Content starts
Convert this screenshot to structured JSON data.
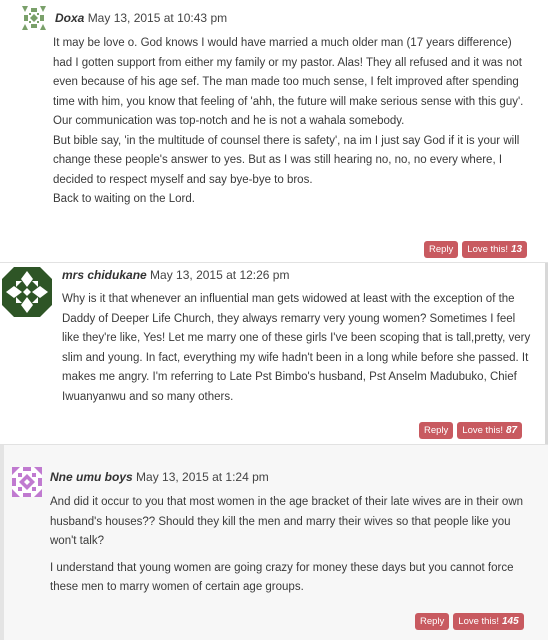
{
  "colors": {
    "button_bg": "#c85a60",
    "button_text": "#ffffff",
    "text": "#333333",
    "alt_row_bg": "#f7f7f7"
  },
  "comments": [
    {
      "author": "Doxa",
      "date": "May 13, 2015 at 10:43 pm",
      "avatar": "identicon-avatar",
      "paragraphs": [
        "It may be love o. God knows I would have married a much older man (17 years difference) had I gotten support from either my family or my pastor. Alas! They all refused and it was not even because of his age sef. The man made too much sense, I felt improved after spending time with him, you know that feeling of 'ahh, the future will make serious sense with this guy'. Our communication was top-notch and he is not a wahala somebody.\nBut bible say, 'in the multitude of counsel there is safety', na im I just say God if it is your will change these people's answer to yes. But as I was still hearing no, no, no every where, I decided to respect myself and say bye-bye to bros.\nBack to waiting on the Lord."
      ],
      "reply_label": "Reply",
      "love_label": "Love this!",
      "love_count": "13"
    },
    {
      "author": "mrs chidukane",
      "date": "May 13, 2015 at 12:26 pm",
      "avatar": "identicon-avatar",
      "paragraphs": [
        "Why is it that whenever an influential man gets widowed at least with the exception of the Daddy of Deeper Life Church, they always remarry very young women? Sometimes I feel like they're like, Yes! Let me marry one of these girls I've been scoping that is tall,pretty, very slim and young. In fact, everything my wife hadn't been in a long while before she passed. It makes me angry. I'm referring to Late Pst Bimbo's husband, Pst Anselm Madubuko, Chief Iwuanyanwu and so many others."
      ],
      "reply_label": "Reply",
      "love_label": "Love this!",
      "love_count": "87"
    },
    {
      "author": "Nne umu boys",
      "date": "May 13, 2015 at 1:24 pm",
      "avatar": "identicon-avatar",
      "paragraphs": [
        "And did it occur to you that most women in the age bracket of their late wives are in their own husband's houses?? Should they kill the men and marry their wives so that people like you won't talk?",
        "I understand that young women are going crazy for money these days but you cannot force these men to marry women of certain age groups."
      ],
      "reply_label": "Reply",
      "love_label": "Love this!",
      "love_count": "145"
    }
  ]
}
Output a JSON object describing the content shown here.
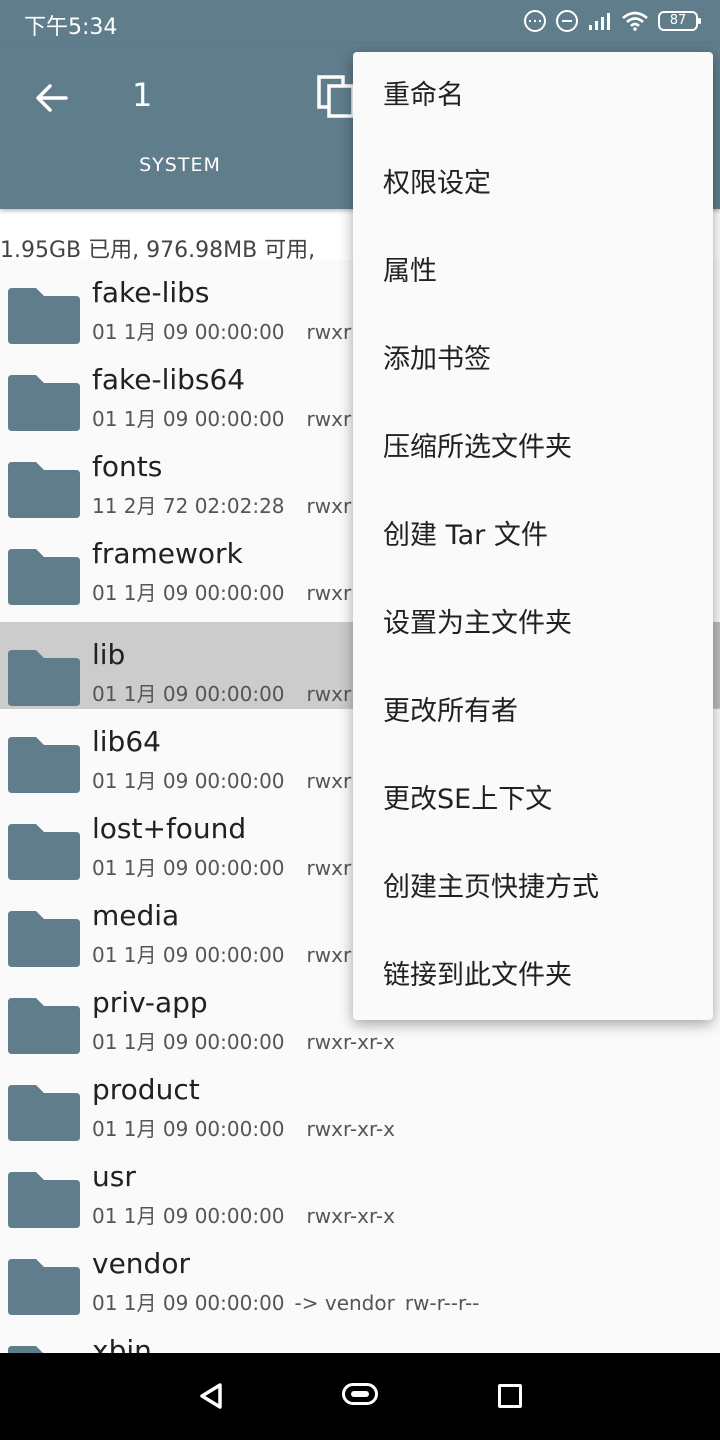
{
  "status_bar": {
    "time": "下午5:34",
    "battery": "87"
  },
  "app_bar": {
    "title": "1",
    "tab": "SYSTEM"
  },
  "storage_info": "1.95GB 已用, 976.98MB 可用,",
  "files": [
    {
      "name": "fake-libs",
      "date": "01 1月 09 00:00:00",
      "perm": "rwxr"
    },
    {
      "name": "fake-libs64",
      "date": "01 1月 09 00:00:00",
      "perm": "rwxr"
    },
    {
      "name": "fonts",
      "date": "11 2月 72 02:02:28",
      "perm": "rwxr"
    },
    {
      "name": "framework",
      "date": "01 1月 09 00:00:00",
      "perm": "rwxr"
    },
    {
      "name": "lib",
      "date": "01 1月 09 00:00:00",
      "perm": "rwxr"
    },
    {
      "name": "lib64",
      "date": "01 1月 09 00:00:00",
      "perm": "rwxr"
    },
    {
      "name": "lost+found",
      "date": "01 1月 09 00:00:00",
      "perm": "rwxr"
    },
    {
      "name": "media",
      "date": "01 1月 09 00:00:00",
      "perm": "rwxr"
    },
    {
      "name": "priv-app",
      "date": "01 1月 09 00:00:00",
      "perm": "rwxr-xr-x"
    },
    {
      "name": "product",
      "date": "01 1月 09 00:00:00",
      "perm": "rwxr-xr-x"
    },
    {
      "name": "usr",
      "date": "01 1月 09 00:00:00",
      "perm": "rwxr-xr-x"
    },
    {
      "name": "vendor",
      "date": "01 1月 09 00:00:00",
      "link": "-> vendor",
      "perm": "rw-r--r--"
    },
    {
      "name": "xbin",
      "date": "",
      "perm": ""
    }
  ],
  "context_menu": [
    "重命名",
    "权限设定",
    "属性",
    "添加书签",
    "压缩所选文件夹",
    "创建 Tar 文件",
    "设置为主文件夹",
    "更改所有者",
    "更改SE上下文",
    "创建主页快捷方式",
    "链接到此文件夹"
  ],
  "colors": {
    "primary": "#607D8B",
    "folder": "#607D8B",
    "selected_row": "#cccccc"
  }
}
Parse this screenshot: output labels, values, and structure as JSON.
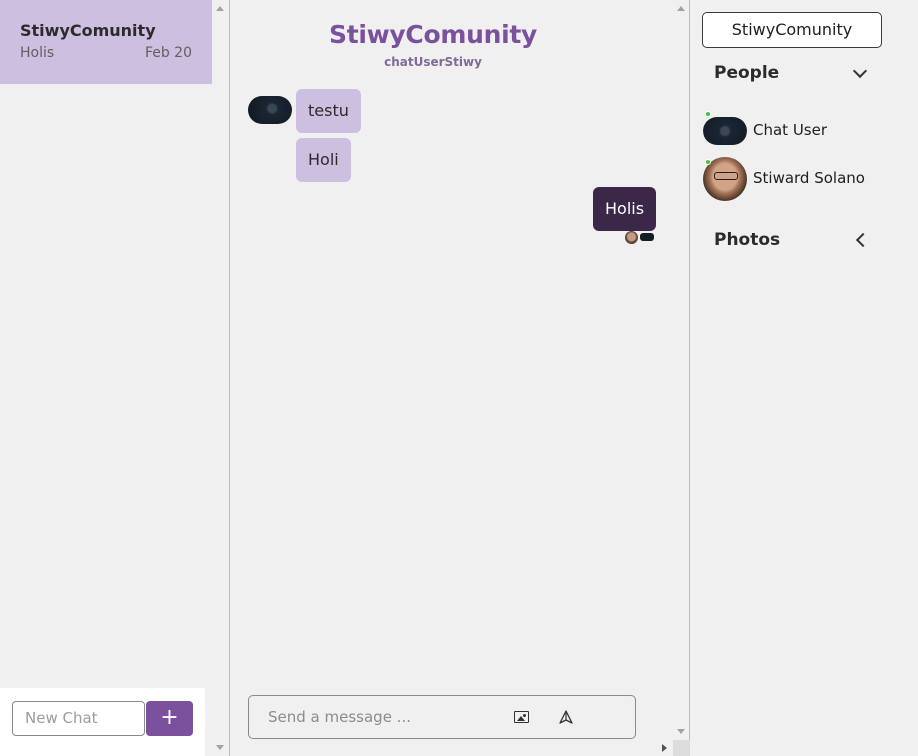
{
  "sidebar": {
    "chats": [
      {
        "title": "StiwyComunity",
        "last_message": "Holis",
        "date": "Feb 20"
      }
    ],
    "new_chat_placeholder": "New Chat",
    "new_chat_button": "+"
  },
  "chat": {
    "title": "StiwyComunity",
    "subtitle": "chatUserStiwy",
    "messages": [
      {
        "text": "testu",
        "direction": "incoming"
      },
      {
        "text": "Holi",
        "direction": "incoming"
      },
      {
        "text": "Holis",
        "direction": "outgoing"
      }
    ],
    "composer": {
      "placeholder": "Send a message ...",
      "image_icon": "image-icon",
      "send_icon": "send-icon"
    }
  },
  "settings": {
    "chat_title": "StiwyComunity",
    "people_heading": "People",
    "people": [
      {
        "name": "Chat User",
        "online": true
      },
      {
        "name": "Stiward Solano",
        "online": true
      }
    ],
    "photos_heading": "Photos"
  },
  "colors": {
    "accent": "#7b519e",
    "bubble_incoming": "#cdbfdf",
    "bubble_outgoing": "#3b2849",
    "active_chat": "#cdbfdf"
  }
}
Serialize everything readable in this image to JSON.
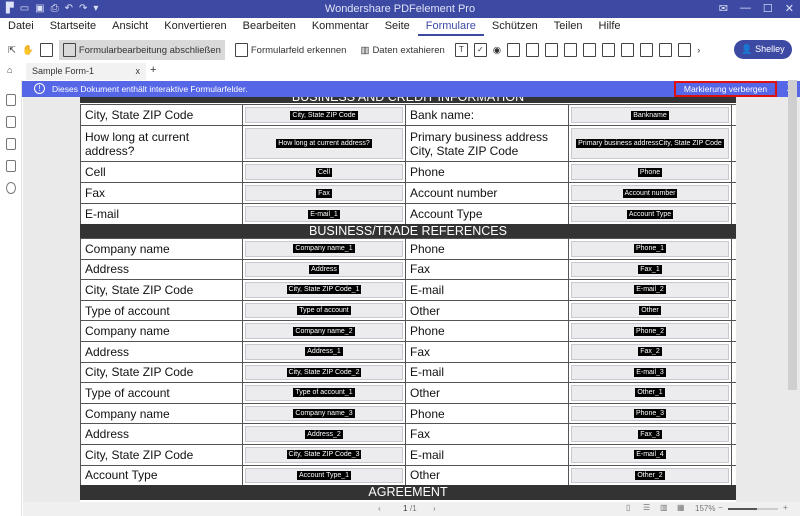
{
  "app": {
    "title": "Wondershare PDFelement Pro"
  },
  "menu": [
    "Datei",
    "Startseite",
    "Ansicht",
    "Konvertieren",
    "Bearbeiten",
    "Kommentar",
    "Seite",
    "Formulare",
    "Schützen",
    "Teilen",
    "Hilfe"
  ],
  "menu_active": "Formulare",
  "toolbar": {
    "finish_label": "Formularbearbeitung abschließen",
    "recognize_label": "Formularfeld erkennen",
    "extract_label": "Daten extahieren",
    "user": "Shelley"
  },
  "tab": {
    "label": "Sample Form-1",
    "close": "x",
    "add": "+"
  },
  "info": {
    "message": "Dieses Dokument enthält interaktive Formularfelder.",
    "hide_button": "Markierung verbergen",
    "close": "X"
  },
  "form": {
    "header1": "BUSINESS AND CREDIT INFORMATION",
    "header2": "BUSINESS/TRADE REFERENCES",
    "header3": "AGREEMENT",
    "rows1": [
      [
        "City, State ZIP Code",
        "City, State ZIP Code",
        "Bank name:",
        "Bankname"
      ],
      [
        "How long at current address?",
        "How long at current address?",
        "Primary business address City, State ZIP Code",
        "Primary business addressCity, State ZIP Code"
      ],
      [
        "Cell",
        "Cell",
        "Phone",
        "Phone"
      ],
      [
        "Fax",
        "Fax",
        "Account number",
        "Account number"
      ],
      [
        "E-mail",
        "E-mail_1",
        "Account Type",
        "Account Type"
      ]
    ],
    "rows2": [
      [
        "Company name",
        "Company name_1",
        "Phone",
        "Phone_1"
      ],
      [
        "Address",
        "Address",
        "Fax",
        "Fax_1"
      ],
      [
        "City, State ZIP Code",
        "City, State ZIP Code_1",
        "E-mail",
        "E-mail_2"
      ],
      [
        "Type of account",
        "Type of account",
        "Other",
        "Other"
      ],
      [
        "Company name",
        "Company name_2",
        "Phone",
        "Phone_2"
      ],
      [
        "Address",
        "Address_1",
        "Fax",
        "Fax_2"
      ],
      [
        "City, State ZIP Code",
        "City, State ZIP Code_2",
        "E-mail",
        "E-mail_3"
      ],
      [
        "Type of account",
        "Type of account_1",
        "Other",
        "Other_1"
      ],
      [
        "Company name",
        "Company name_3",
        "Phone",
        "Phone_3"
      ],
      [
        "Address",
        "Address_2",
        "Fax",
        "Fax_3"
      ],
      [
        "City, State ZIP Code",
        "City, State ZIP Code_3",
        "E-mail",
        "E-mail_4"
      ],
      [
        "Account Type",
        "Account Type_1",
        "Other",
        "Other_2"
      ]
    ]
  },
  "status": {
    "page": "1",
    "total": "/1",
    "zoom": "157%",
    "minus": "−",
    "plus": "+"
  }
}
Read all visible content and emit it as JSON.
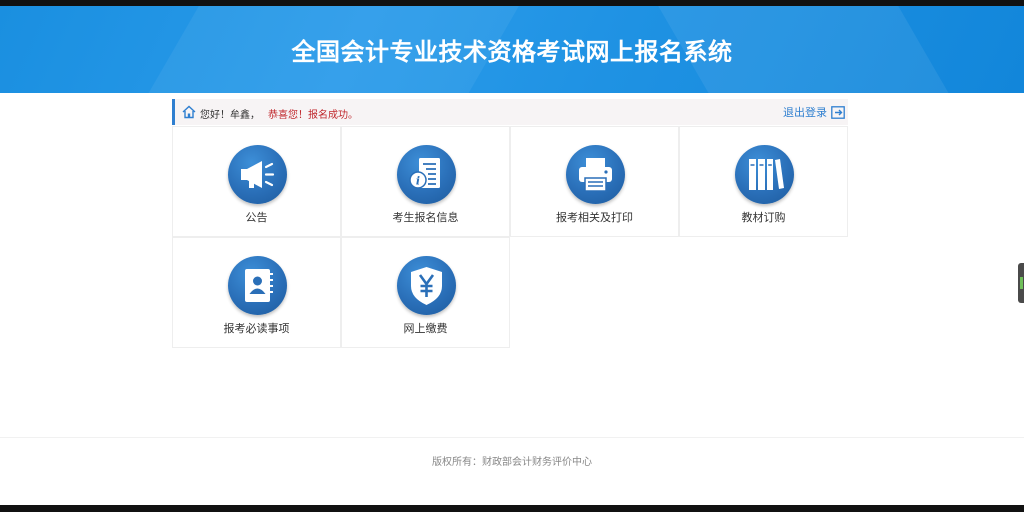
{
  "header": {
    "title": "全国会计专业技术资格考试网上报名系统"
  },
  "welcome": {
    "greeting": "您好！牟鑫，",
    "success_message": "恭喜您！报名成功。",
    "logout_label": "退出登录"
  },
  "menu": [
    {
      "label": "公告",
      "icon": "megaphone-icon"
    },
    {
      "label": "考生报名信息",
      "icon": "info-document-icon"
    },
    {
      "label": "报考相关及打印",
      "icon": "printer-icon"
    },
    {
      "label": "教材订购",
      "icon": "books-icon"
    },
    {
      "label": "报考必读事项",
      "icon": "contact-book-icon"
    },
    {
      "label": "网上缴费",
      "icon": "yen-shield-icon"
    }
  ],
  "footer": {
    "copyright": "版权所有：财政部会计财务评价中心"
  },
  "colors": {
    "header_blue": "#1a8fe0",
    "accent_blue": "#2f7fd0",
    "success_red": "#c0282d",
    "icon_circle": "#2a6fb8"
  }
}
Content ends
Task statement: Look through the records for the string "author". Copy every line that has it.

Answer to the problem:
      "author": "Doxa",
      "author": "mrs chidukane",
      "author": "Nne umu boys",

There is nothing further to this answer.